Thomas Cook rescue flights take off from Shannon

Thomas Cook rescue flights take off from Shannon


Two Eastern Airlines aircraft being readied for departure as part of the repatriation operation – Photo: © Pat Flynn 2019

The first of three flights that will take part in the mass repatriation of stranded Thomas Cook holidaymakers has taken off from Shannon Airport. 

Two more aircraft are due to depart later this afternoon after three jets were flown from the U.S. to Shannon yesterday.

The repatriation of over 150,000 passengers stranded overseas got underway today and is expected to continue until October 6th and cost millions of euro. It’s understood that as many as 600,000 customers in total have been affected by the group’s collapse.

Two Eastern Airlines Boeing 767-300s, with full crew, were flown from Miami to Shannon yesterday afternoon while a third aircraft arrived late last night.

Photo: © Pat Flynn 2019

After the crew had rested overnight, the first rescue flight departed this morning for the Spanish Island of Menorca to collect passengers and fly them to Gatwick Airport in England. The other two aircraft will fly out this afternoon to yet unknown locations.

The Thomas Cook Group website confirmed: “The (UK) Government and the Civil Aviation Authority are now working together to do everything we can to support passengers due to fly back to the UK with Thomas Cook between 23 September 2019 and 6 October 2019. Depending on your location, this will be either on CAA-operated flights or by using existing flights with other airlines.”

“This repatriation is hugely complex and we are working around the clock to support passengers,” the company’s website states.

Thomas Cook Group had also previously used Shannon Airport as a training base for its pilots.

A Thomas Cook Airbus A321 pictured during a crew training detail at Shannon – Photo: © Pat Flynn 2017

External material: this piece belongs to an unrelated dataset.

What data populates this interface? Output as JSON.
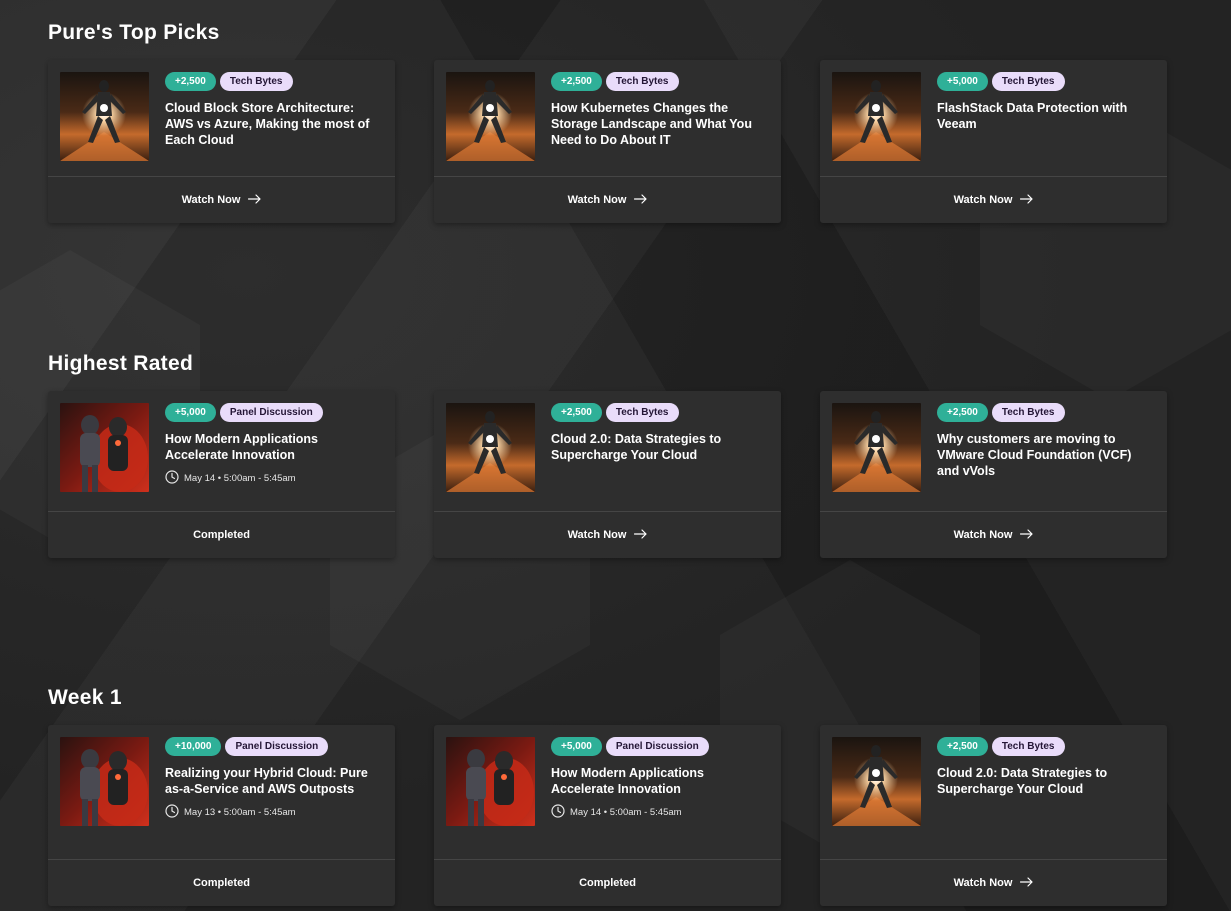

Chief Reporter Pat Flynn has worked as a journalist for almost 30 years. His career began during the late 1980s when, like many aspiring radio presenters of the time, he worked for local pirate radio stations in Clare and Limerick. Pat joined Clare FM in 1990 where he worked as researcher initially and later presented several different programmes including the station's flagship current affairs programme. He was also the station's News Editor and Deputy Controller of Programmes. Despite leaving in 2003 to pursue a career as a freelance journalist, he continues to work with the station to this day. As well as being the Clare Herald’s Chief Reporter Pat is also freelance journalist and broadcaster, contributing to Ireland’s national newspapers and is a regular contributor to national broadcasters.